Provided information –
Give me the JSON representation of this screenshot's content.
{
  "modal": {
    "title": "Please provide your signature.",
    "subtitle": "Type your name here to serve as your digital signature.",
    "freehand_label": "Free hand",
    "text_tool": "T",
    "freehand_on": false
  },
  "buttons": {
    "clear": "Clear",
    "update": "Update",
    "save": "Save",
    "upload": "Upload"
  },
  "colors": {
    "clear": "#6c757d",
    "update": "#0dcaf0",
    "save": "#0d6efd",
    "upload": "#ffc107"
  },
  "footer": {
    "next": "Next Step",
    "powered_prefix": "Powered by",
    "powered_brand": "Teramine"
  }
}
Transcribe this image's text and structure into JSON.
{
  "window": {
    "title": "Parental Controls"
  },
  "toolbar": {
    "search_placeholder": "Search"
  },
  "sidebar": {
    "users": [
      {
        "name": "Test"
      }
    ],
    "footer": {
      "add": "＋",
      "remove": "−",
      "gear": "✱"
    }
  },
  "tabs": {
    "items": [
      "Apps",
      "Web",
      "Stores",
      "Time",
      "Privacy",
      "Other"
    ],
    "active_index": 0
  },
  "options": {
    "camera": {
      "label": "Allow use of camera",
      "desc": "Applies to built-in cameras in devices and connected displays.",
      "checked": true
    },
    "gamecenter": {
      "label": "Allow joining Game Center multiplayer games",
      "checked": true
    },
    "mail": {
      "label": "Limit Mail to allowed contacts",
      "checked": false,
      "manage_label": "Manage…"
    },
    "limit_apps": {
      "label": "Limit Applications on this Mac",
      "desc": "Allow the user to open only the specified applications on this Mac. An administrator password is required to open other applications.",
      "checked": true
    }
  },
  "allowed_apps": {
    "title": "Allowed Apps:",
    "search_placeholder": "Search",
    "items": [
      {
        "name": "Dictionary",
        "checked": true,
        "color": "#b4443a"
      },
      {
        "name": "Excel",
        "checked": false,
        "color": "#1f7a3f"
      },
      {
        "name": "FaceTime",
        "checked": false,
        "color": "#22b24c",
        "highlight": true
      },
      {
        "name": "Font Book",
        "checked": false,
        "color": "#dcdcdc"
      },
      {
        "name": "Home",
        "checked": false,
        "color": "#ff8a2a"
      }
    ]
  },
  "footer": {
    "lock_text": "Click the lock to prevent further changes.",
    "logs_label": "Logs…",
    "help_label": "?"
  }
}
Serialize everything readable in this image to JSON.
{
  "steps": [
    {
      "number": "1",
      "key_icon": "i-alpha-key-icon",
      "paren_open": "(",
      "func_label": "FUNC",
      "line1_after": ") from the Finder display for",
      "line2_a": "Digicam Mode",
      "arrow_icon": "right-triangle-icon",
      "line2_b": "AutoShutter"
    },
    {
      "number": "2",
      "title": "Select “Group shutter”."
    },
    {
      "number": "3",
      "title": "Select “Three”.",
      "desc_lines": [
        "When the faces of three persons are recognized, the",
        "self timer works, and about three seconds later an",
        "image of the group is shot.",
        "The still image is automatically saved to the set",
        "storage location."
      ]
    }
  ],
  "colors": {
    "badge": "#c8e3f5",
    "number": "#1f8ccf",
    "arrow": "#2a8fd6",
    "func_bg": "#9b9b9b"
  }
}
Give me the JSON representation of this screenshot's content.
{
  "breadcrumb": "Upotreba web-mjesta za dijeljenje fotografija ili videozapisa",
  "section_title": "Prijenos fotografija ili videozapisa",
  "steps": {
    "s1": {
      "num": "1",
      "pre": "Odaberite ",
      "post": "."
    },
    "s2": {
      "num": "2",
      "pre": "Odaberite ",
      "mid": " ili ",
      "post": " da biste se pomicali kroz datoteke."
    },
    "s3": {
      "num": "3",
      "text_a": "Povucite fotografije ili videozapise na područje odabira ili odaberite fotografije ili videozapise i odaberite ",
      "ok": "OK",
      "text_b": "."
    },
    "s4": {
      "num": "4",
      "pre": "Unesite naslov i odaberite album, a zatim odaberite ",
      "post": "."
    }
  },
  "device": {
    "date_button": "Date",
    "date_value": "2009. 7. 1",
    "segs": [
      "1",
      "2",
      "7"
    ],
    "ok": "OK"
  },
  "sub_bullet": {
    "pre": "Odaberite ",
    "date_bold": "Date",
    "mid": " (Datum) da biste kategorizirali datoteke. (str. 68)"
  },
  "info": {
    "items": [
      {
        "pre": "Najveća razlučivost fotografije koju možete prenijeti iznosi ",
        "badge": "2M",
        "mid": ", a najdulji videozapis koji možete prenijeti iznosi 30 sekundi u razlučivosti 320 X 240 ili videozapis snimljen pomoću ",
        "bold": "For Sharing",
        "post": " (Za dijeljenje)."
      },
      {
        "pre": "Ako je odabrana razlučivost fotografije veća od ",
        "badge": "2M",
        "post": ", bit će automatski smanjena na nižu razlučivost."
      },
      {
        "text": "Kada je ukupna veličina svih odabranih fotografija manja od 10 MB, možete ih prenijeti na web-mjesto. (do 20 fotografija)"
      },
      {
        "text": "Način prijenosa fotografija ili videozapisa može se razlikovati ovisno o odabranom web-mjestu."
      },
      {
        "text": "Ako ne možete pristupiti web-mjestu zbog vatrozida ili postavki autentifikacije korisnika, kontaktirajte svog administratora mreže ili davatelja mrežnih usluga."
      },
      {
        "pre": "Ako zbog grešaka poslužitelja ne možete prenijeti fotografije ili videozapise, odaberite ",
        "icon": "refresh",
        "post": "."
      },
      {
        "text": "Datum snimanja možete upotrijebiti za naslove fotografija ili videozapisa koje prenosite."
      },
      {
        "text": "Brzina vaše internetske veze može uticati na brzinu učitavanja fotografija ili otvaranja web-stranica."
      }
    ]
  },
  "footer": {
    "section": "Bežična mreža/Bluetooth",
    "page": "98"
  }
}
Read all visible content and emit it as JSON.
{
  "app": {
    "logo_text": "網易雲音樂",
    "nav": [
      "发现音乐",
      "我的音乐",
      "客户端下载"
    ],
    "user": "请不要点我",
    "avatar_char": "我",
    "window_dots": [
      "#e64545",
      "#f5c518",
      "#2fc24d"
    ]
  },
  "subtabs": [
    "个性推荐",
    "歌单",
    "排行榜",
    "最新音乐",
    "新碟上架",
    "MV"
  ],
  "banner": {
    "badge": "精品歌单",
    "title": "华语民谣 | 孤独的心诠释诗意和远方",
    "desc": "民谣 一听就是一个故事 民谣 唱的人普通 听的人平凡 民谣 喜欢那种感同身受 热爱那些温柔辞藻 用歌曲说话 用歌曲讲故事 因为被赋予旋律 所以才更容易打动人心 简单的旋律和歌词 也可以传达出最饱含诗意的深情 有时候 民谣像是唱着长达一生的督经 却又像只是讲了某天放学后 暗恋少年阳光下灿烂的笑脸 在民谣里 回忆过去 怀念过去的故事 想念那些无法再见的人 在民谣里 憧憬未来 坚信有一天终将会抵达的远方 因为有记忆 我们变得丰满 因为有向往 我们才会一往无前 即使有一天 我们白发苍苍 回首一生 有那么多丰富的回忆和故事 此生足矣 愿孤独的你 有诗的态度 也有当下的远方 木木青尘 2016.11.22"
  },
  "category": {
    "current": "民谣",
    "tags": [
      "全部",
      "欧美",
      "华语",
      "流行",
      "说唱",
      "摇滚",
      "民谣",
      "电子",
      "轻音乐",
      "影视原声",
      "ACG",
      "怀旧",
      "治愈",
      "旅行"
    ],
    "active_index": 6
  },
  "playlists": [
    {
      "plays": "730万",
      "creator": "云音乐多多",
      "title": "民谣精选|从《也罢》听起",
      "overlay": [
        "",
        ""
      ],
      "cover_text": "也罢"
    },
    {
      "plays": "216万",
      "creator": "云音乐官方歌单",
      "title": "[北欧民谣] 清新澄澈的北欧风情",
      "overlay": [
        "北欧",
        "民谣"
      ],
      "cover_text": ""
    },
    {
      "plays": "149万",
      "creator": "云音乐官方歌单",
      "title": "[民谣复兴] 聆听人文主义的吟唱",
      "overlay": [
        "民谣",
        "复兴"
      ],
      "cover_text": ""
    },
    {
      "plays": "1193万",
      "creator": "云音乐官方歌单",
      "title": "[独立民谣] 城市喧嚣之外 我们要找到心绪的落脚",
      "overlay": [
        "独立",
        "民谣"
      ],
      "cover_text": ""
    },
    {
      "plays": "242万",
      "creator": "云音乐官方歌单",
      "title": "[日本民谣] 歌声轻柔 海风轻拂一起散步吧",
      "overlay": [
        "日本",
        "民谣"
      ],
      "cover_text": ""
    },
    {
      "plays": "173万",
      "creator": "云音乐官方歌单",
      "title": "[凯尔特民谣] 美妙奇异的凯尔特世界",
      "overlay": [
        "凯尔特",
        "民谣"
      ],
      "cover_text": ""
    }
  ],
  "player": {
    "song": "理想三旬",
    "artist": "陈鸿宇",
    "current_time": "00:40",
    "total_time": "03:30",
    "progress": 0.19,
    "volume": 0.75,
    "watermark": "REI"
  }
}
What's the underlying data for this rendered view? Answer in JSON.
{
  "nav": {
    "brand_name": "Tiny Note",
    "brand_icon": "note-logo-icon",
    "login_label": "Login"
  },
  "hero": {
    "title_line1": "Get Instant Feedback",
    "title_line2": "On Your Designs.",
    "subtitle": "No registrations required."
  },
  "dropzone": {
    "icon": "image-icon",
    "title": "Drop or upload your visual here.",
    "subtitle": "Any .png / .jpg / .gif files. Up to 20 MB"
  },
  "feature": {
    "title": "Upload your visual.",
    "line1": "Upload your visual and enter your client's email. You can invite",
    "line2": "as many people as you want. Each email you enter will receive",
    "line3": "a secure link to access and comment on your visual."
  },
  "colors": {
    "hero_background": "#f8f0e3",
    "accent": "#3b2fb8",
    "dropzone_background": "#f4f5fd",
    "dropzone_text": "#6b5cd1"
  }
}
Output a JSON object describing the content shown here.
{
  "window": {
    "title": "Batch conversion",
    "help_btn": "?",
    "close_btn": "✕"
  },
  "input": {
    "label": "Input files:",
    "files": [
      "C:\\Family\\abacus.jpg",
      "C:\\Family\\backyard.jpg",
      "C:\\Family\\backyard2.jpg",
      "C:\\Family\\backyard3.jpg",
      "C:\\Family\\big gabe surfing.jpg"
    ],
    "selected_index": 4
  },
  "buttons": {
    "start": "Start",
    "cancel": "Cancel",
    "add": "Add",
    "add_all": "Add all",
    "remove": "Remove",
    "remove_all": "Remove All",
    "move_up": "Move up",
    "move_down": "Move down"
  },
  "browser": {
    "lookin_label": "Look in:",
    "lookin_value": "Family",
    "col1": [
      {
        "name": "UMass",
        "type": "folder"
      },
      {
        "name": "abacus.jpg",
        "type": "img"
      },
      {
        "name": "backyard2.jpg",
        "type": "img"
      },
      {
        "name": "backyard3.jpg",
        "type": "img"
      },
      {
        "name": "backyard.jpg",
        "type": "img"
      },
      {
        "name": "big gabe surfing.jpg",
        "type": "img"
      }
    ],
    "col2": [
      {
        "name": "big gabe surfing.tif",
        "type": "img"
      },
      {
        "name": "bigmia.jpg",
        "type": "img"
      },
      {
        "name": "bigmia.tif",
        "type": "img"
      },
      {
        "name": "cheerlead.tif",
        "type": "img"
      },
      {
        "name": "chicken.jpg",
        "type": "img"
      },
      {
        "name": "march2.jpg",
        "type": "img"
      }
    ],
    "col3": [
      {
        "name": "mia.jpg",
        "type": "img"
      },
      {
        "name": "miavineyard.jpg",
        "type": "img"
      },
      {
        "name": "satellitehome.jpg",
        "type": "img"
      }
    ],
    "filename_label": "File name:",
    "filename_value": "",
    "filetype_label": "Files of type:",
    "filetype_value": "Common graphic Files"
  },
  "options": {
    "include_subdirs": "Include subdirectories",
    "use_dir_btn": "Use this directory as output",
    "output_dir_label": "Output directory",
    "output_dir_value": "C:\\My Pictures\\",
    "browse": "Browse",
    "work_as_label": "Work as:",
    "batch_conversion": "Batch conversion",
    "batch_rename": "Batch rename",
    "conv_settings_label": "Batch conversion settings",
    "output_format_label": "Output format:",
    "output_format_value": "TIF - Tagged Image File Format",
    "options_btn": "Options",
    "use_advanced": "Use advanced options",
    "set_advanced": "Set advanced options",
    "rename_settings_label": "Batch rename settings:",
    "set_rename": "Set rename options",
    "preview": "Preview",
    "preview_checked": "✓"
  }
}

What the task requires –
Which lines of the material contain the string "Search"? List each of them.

Exercise response –
    "search_placeholder": "Search"
    "search_placeholder": "Search",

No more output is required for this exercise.